Grape-growing experts say Texas vineyards could see another banner year this season. But vineyard owners in the High Plains, where more than 80 percent of the state's wine grapes are produced, are concerned about damage to their crops from herbicides used on nearby cotton fields. They say the chemicals are drifting into their vineyards. And that’s causing some tension among neighboring farmers.

From Texas Standard:

In the wake of the violence in Charlottesville, Va., Confederate monuments are coming down in public places across the country. Overnight, the University of Texas at Austin quietly dismantled four statues from the campus’ South Mall. But they're not going down everywhere.

From Texas Standard:

International homebuyers are banking on the health of the Texas real estate market. A report from the Texas Association of Realtors says that sales of Texas properties to international buyers increased by almost 60 percent between April 2016 and March of this year.

From Texas Standard:

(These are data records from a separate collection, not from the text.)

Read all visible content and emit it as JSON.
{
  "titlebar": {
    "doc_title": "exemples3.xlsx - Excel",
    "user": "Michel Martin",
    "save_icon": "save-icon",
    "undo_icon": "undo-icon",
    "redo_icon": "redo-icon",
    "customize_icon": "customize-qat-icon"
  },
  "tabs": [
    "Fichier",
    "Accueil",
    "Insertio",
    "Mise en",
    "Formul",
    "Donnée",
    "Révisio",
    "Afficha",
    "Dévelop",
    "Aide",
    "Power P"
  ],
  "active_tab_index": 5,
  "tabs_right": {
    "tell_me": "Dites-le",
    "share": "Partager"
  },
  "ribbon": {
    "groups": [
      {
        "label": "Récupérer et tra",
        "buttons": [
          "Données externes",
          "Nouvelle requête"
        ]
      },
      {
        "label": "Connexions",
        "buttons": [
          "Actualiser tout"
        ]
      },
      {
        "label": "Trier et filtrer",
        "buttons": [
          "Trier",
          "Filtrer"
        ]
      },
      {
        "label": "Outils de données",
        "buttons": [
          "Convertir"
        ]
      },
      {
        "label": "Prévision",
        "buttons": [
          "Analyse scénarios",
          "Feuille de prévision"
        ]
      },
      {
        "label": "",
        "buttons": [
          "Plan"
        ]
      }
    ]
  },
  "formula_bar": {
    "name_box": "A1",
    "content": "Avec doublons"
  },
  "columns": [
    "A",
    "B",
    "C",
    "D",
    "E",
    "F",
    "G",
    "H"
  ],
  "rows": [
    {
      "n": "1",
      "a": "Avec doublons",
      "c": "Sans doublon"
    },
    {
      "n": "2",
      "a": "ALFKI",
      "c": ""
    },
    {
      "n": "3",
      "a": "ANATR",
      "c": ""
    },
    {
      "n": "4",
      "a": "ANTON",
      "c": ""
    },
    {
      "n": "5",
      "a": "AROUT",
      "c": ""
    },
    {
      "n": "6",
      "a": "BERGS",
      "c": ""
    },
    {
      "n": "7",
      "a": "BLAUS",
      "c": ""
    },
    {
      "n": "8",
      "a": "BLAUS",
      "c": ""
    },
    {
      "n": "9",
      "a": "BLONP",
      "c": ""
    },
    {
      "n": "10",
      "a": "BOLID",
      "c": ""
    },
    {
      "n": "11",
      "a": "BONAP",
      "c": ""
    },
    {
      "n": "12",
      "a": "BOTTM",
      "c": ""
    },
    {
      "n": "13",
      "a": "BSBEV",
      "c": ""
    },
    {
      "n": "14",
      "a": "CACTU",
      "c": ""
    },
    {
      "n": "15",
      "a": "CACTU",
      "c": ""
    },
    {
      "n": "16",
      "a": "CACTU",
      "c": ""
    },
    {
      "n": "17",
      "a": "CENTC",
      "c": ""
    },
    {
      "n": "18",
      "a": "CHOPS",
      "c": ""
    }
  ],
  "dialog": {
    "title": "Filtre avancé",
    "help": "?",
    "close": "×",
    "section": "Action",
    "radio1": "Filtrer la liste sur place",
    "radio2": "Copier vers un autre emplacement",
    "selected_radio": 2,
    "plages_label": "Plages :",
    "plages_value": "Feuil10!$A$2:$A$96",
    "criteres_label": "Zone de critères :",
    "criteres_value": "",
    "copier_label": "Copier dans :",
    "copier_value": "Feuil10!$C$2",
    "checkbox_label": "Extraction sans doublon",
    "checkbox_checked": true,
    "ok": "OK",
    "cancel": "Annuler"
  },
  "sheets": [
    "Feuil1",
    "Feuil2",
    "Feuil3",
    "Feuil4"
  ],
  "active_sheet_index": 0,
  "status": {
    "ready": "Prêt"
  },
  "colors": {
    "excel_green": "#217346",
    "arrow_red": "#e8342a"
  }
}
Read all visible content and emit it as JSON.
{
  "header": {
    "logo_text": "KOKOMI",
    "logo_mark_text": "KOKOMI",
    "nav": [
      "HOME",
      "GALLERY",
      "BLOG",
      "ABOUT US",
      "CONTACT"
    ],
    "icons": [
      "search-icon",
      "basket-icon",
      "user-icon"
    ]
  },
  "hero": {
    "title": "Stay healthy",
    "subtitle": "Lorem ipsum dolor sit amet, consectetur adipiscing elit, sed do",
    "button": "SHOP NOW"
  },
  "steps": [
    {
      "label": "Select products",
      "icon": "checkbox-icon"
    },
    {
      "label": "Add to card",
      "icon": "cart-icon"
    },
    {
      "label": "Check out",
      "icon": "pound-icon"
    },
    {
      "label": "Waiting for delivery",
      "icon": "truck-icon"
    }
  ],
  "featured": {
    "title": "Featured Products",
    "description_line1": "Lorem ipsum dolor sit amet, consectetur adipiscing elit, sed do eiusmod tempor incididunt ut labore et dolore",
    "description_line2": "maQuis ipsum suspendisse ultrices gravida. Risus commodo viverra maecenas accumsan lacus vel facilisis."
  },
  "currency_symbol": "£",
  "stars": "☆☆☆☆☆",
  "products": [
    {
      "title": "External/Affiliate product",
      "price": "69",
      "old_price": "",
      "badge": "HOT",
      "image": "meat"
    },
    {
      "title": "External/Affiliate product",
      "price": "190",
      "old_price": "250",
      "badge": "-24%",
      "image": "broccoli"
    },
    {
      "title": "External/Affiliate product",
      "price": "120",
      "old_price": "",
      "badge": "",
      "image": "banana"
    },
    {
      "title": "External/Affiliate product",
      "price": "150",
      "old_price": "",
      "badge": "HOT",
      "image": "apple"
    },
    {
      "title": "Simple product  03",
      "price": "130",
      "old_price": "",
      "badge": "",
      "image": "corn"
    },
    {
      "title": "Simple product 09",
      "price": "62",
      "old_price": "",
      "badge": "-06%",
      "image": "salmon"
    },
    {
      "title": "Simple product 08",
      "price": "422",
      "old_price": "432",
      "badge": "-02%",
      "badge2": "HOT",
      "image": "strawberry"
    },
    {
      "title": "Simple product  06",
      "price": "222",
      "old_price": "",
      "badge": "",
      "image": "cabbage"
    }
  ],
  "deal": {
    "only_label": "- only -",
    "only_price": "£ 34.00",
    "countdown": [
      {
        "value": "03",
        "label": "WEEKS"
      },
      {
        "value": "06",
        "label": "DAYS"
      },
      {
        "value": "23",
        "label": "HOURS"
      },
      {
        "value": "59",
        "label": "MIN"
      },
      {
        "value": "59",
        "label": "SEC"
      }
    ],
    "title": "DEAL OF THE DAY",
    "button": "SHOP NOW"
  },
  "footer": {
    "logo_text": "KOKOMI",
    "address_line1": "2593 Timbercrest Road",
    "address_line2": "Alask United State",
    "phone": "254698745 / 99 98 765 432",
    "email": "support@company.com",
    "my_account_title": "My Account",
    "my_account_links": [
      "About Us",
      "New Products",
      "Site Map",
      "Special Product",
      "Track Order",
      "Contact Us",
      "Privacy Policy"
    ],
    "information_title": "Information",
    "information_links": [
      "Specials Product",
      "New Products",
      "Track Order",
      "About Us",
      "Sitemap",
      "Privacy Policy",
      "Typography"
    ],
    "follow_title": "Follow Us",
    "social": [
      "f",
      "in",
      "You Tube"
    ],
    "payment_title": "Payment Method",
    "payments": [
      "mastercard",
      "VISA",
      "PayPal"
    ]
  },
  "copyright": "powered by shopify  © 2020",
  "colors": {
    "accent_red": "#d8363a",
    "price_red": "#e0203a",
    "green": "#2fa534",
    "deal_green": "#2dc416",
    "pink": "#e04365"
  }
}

A plan for a high-speed rail line that would allow Texans to travel from Houston to Dallas in a quick 90 minutes is moving forward, but not without a lot of setbacks and continued opposition from some communities along the proposed route. Topics of concern include the possibility that train tracks will bisect private property, the high cost of building the bullet train and its financing.

From Texas Standard:

One issue that's been top priority during the special legislative session is school finance. On Thursday, nearly 1,500 school officials sent a letter to Lt. Gov. Dan Patrick urging him to support the primary legislation that deals with school finance, House Bill 21, which passed out of the House on Monday. The Senate's Education Committee heard testimony on HB 21 Friday.

From Texas Standard:

A coalition of rural Texas hospitals says small-town hospitals in the state are facing a "closure crisis" after those in Crockett and Trinity ceased operations over the summer.

The group says the recent closures bring the total number of closed rural hospitals in the past four years to nearly 20. And if the Texas Legislature and the U.S. Congress don't act, more rural communities will be left without immediate access to quality health- and emergency care.

 

From Texas Standard:

The nation's electrical grid is an interconnected system that powers homes and businesses across the country. But a recent report by the National Academy of Sciences, Engineering and Medicine indicates the grid is vulnerable and more needs to be done to protect the system from the growing threat of blackouts.

Pages